- What is being asked: Where a line of the records contains the word "source", show that line.

- The records:
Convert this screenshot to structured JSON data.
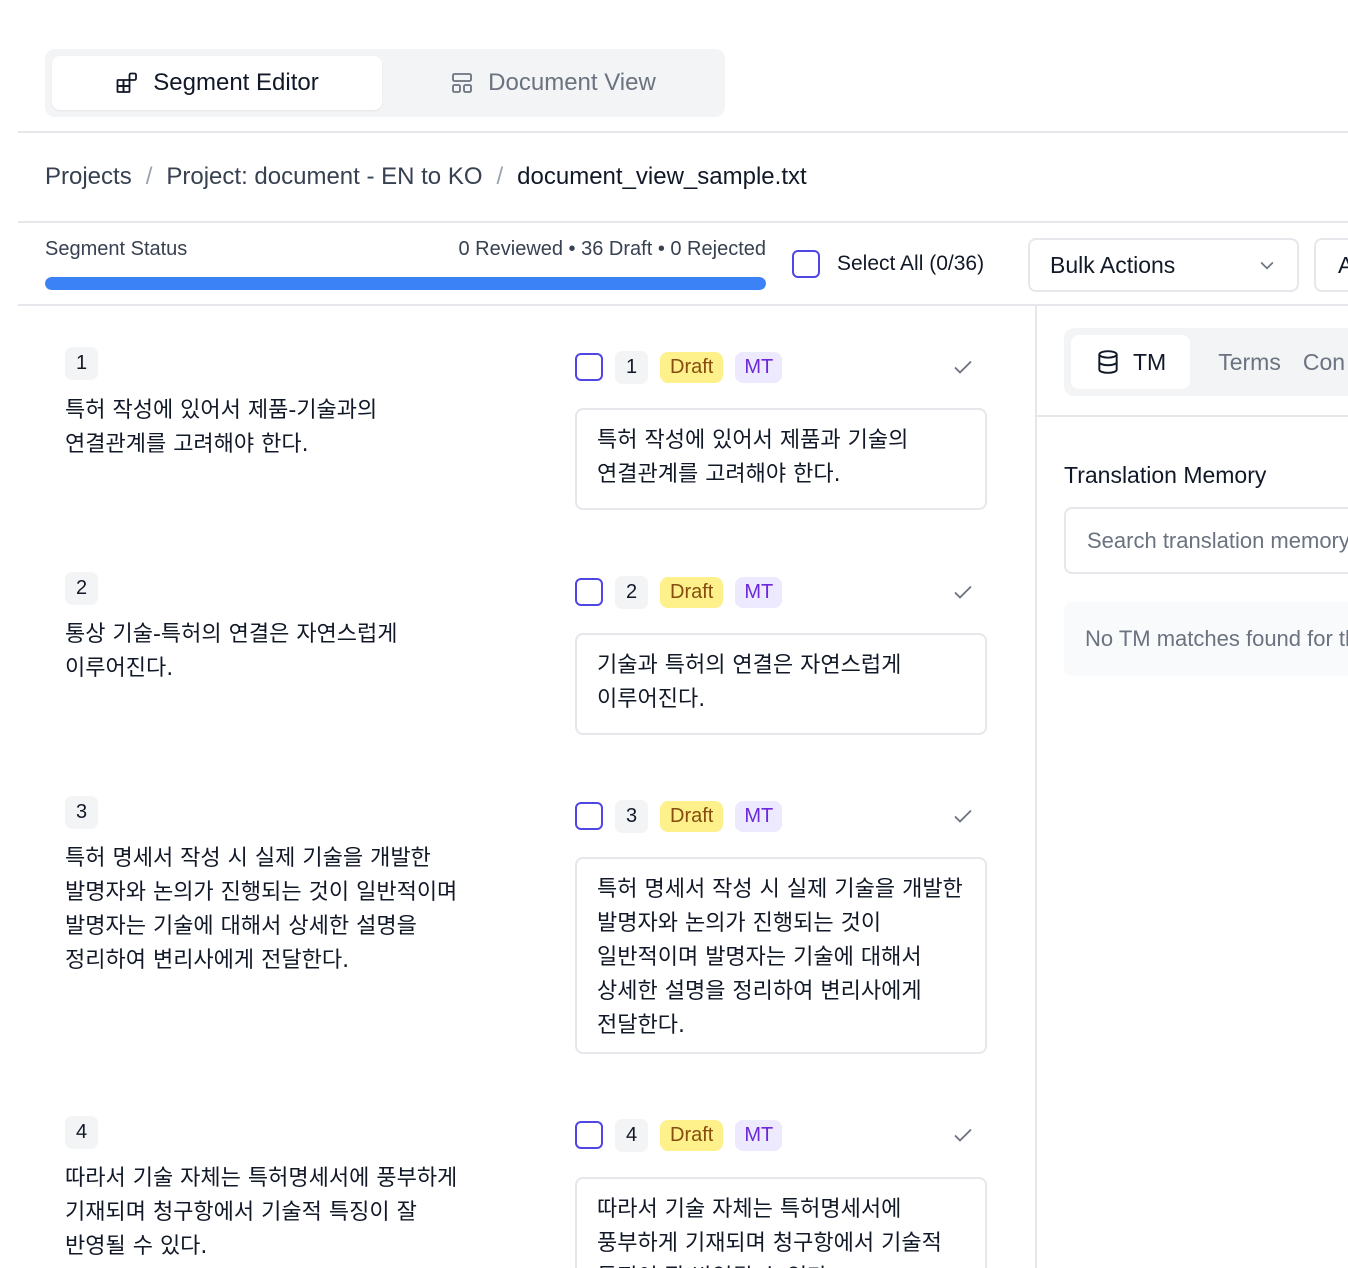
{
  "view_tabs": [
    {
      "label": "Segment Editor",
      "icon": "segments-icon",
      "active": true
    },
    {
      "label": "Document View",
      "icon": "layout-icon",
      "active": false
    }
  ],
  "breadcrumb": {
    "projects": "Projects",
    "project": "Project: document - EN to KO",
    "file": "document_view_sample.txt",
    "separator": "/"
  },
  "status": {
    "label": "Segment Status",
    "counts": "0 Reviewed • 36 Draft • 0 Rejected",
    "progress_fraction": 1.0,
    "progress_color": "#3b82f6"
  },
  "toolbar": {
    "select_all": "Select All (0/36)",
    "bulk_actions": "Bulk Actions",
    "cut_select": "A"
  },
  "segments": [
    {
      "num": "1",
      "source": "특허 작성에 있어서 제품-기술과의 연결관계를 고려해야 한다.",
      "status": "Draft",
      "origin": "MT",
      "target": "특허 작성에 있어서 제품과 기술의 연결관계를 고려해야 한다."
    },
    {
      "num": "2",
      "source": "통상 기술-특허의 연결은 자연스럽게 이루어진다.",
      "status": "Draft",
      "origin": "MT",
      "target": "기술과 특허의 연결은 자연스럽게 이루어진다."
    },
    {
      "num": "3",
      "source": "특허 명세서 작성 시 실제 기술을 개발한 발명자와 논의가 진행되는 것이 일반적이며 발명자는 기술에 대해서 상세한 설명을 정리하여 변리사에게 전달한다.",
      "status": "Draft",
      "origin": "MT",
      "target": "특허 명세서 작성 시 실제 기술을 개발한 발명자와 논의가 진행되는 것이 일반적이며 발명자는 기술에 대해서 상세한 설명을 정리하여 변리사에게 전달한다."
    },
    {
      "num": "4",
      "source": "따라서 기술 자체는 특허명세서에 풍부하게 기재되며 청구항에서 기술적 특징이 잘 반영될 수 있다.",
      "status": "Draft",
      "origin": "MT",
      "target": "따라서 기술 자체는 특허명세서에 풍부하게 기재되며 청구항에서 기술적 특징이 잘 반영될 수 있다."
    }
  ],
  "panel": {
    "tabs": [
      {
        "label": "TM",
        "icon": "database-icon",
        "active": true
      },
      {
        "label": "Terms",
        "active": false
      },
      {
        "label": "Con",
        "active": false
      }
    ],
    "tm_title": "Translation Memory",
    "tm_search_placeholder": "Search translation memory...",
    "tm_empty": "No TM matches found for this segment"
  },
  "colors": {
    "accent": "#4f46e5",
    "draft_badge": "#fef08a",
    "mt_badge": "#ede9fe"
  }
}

- Answer to the exercise:
      "source": "특허 작성에 있어서 제품-기술과의 연결관계를 고려해야 한다.",
      "source": "통상 기술-특허의 연결은 자연스럽게 이루어진다.",
      "source": "특허 명세서 작성 시 실제 기술을 개발한 발명자와 논의가 진행되는 것이 일반적이며 발명자는 기술에 대해서 상세한 설명을 정리하여 변리사에게 전달한다.",
      "source": "따라서 기술 자체는 특허명세서에 풍부하게 기재되며 청구항에서 기술적 특징이 잘 반영될 수 있다.",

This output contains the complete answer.